If a line in the records below contains the word "comments", copy it out.

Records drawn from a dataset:
#####

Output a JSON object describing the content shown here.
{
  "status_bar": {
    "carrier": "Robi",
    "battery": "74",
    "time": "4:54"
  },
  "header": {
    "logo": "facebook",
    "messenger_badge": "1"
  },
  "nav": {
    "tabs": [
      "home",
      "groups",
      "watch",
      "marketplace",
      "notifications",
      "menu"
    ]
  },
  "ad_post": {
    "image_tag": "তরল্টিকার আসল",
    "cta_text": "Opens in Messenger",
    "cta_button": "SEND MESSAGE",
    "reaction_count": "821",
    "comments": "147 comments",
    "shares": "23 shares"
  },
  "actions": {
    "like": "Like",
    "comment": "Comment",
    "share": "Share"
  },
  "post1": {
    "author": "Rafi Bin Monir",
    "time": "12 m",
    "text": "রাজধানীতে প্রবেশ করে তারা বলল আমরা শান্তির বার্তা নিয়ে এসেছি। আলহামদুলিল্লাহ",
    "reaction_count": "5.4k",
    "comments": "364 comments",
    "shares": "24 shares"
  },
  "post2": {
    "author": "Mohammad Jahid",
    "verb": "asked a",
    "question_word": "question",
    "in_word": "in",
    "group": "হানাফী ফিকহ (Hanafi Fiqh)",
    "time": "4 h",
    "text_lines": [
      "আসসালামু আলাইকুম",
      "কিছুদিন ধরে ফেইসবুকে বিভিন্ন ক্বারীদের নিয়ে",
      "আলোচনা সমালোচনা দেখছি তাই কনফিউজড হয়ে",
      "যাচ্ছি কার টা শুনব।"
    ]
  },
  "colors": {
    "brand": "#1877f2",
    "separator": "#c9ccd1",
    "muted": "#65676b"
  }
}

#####

▶ Exercise solution
    "comments": "147 comments",
    "comments": "364 comments",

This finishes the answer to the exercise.